**WHAT THIS TASK INVOLVES**:
Count all lines holding "highlighted" in the data below and say the number, nothing more.

**DATA EXTRACT**:
BEGIN

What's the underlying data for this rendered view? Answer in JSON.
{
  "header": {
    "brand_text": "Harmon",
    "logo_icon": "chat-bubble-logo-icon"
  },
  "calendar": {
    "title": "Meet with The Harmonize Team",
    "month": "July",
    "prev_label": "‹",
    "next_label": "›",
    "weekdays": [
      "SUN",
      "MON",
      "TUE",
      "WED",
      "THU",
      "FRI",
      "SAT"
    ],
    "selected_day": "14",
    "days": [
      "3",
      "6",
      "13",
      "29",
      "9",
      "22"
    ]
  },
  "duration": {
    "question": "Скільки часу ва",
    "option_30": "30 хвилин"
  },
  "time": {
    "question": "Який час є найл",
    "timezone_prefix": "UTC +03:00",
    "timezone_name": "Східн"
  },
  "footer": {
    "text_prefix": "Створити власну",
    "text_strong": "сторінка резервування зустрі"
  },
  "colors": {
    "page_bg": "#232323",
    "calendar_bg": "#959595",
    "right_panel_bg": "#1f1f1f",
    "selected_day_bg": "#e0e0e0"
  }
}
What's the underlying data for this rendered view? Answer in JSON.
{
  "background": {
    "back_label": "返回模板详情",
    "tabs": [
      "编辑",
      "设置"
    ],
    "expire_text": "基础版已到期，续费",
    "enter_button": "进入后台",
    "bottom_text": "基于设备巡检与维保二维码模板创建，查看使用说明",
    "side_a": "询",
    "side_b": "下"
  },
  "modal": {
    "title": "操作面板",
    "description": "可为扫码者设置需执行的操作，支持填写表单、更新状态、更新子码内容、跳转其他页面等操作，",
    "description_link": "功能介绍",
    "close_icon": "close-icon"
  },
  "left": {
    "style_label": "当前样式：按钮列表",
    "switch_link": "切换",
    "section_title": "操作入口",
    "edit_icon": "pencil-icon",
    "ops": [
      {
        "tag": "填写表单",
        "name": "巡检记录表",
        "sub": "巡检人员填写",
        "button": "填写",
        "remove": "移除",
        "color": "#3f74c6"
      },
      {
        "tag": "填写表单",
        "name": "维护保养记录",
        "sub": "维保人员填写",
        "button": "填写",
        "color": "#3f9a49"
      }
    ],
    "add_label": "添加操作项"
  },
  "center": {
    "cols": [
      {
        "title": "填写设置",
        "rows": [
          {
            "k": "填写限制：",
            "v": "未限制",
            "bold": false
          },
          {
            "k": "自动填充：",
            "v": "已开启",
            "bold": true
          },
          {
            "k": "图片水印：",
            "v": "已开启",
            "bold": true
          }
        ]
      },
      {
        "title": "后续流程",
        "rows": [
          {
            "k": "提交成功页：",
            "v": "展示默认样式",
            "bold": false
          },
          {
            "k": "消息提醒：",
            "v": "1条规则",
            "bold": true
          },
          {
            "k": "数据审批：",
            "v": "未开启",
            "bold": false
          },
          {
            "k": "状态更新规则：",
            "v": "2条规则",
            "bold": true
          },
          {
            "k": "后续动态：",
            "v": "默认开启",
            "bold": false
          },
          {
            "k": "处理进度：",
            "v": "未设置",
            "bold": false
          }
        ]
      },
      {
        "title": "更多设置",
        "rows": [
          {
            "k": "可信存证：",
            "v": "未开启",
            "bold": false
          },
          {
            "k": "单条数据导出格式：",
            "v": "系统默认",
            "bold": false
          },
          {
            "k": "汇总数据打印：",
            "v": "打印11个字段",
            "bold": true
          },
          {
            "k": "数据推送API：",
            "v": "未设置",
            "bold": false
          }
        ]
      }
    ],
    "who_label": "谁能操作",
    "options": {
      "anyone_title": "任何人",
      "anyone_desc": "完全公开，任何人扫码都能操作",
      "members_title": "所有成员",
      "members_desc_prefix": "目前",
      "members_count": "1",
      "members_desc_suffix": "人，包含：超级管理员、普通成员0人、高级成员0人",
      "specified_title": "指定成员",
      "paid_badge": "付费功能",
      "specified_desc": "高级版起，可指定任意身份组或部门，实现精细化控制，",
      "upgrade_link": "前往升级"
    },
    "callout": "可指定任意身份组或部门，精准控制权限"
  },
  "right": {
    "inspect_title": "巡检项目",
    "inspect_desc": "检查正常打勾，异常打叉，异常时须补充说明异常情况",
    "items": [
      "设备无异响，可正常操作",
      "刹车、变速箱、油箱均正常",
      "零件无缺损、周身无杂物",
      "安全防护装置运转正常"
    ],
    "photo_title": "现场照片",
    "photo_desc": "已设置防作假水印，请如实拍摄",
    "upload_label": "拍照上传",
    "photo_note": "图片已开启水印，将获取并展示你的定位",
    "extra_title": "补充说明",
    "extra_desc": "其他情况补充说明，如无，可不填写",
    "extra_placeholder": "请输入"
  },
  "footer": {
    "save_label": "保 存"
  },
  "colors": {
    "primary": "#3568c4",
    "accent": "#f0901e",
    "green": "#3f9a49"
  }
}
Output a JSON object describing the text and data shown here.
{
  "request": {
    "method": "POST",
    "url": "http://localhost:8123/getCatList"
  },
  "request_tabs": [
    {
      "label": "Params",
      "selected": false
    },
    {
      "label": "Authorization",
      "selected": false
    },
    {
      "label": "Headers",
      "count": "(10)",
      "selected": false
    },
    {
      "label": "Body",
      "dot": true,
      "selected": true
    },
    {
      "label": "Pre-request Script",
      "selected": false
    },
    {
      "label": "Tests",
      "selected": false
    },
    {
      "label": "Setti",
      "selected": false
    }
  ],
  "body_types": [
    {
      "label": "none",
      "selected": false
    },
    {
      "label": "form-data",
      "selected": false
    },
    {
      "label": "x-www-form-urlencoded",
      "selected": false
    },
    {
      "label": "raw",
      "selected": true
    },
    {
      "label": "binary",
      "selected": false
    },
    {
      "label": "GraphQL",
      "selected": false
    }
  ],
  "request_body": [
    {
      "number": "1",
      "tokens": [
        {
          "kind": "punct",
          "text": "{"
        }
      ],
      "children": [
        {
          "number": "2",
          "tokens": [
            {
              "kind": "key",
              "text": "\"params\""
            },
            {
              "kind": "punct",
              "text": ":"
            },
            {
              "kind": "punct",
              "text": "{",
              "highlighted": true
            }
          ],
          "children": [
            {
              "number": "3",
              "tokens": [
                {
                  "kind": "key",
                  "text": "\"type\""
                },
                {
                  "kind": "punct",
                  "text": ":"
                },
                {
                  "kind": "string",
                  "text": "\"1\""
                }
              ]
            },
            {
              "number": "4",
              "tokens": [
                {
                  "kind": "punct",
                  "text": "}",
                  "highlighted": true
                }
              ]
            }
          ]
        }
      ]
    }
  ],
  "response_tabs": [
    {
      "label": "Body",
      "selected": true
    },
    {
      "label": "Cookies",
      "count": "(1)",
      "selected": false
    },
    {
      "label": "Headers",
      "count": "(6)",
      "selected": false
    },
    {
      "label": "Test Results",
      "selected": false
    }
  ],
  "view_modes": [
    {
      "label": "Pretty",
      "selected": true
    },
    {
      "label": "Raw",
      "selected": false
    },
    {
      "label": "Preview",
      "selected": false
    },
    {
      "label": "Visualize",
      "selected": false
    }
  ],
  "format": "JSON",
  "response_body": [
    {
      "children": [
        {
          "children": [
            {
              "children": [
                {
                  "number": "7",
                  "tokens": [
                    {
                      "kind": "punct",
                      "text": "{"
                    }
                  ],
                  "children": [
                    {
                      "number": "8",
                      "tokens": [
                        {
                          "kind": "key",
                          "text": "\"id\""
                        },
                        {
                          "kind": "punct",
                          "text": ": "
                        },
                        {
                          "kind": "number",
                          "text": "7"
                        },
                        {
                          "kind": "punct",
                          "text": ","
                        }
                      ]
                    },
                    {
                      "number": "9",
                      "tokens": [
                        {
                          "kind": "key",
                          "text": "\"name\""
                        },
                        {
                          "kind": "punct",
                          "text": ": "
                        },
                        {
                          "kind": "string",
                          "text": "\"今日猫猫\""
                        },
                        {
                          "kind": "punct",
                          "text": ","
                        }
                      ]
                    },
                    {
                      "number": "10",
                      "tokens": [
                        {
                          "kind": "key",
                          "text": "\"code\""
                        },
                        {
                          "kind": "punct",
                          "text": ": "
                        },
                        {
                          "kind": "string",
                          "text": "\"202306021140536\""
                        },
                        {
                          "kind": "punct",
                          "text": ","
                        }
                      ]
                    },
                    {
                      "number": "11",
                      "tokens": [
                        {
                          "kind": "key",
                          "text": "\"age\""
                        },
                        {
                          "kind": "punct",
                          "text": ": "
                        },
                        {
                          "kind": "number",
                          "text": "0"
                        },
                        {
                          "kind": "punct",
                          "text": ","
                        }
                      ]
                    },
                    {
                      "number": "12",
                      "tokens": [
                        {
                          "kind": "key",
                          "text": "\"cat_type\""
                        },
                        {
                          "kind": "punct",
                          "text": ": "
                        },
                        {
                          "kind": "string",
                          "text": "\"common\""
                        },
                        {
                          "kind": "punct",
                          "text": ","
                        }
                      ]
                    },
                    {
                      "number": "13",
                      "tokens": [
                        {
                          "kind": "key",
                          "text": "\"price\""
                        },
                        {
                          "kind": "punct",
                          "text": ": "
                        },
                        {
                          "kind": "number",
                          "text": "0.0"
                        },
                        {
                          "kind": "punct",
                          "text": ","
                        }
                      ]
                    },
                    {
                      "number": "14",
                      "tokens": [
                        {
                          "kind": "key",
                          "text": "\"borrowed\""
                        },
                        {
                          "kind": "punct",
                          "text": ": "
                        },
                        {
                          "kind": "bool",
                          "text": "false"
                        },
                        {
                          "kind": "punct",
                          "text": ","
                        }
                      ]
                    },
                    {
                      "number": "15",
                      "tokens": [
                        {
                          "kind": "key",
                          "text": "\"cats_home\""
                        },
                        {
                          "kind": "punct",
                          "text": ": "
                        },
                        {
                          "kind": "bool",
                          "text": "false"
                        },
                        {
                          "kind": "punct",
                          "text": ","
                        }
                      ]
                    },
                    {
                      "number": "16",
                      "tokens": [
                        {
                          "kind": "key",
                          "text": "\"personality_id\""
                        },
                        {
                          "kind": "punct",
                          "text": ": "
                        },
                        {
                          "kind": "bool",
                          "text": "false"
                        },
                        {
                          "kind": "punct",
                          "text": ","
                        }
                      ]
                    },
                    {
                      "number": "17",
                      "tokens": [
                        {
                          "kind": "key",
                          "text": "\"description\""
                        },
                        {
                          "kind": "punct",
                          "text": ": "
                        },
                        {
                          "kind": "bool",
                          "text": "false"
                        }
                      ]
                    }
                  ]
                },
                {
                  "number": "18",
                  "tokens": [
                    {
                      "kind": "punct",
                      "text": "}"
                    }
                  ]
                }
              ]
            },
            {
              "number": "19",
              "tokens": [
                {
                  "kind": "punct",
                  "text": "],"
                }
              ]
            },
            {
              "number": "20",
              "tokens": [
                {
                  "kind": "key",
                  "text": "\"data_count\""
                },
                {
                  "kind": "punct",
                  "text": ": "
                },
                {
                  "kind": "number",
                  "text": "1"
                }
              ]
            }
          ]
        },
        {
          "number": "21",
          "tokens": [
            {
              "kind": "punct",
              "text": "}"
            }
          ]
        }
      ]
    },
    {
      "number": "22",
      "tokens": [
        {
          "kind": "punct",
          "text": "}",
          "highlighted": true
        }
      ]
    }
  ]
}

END

**ANSWER TO THIS PROBLEM**:
3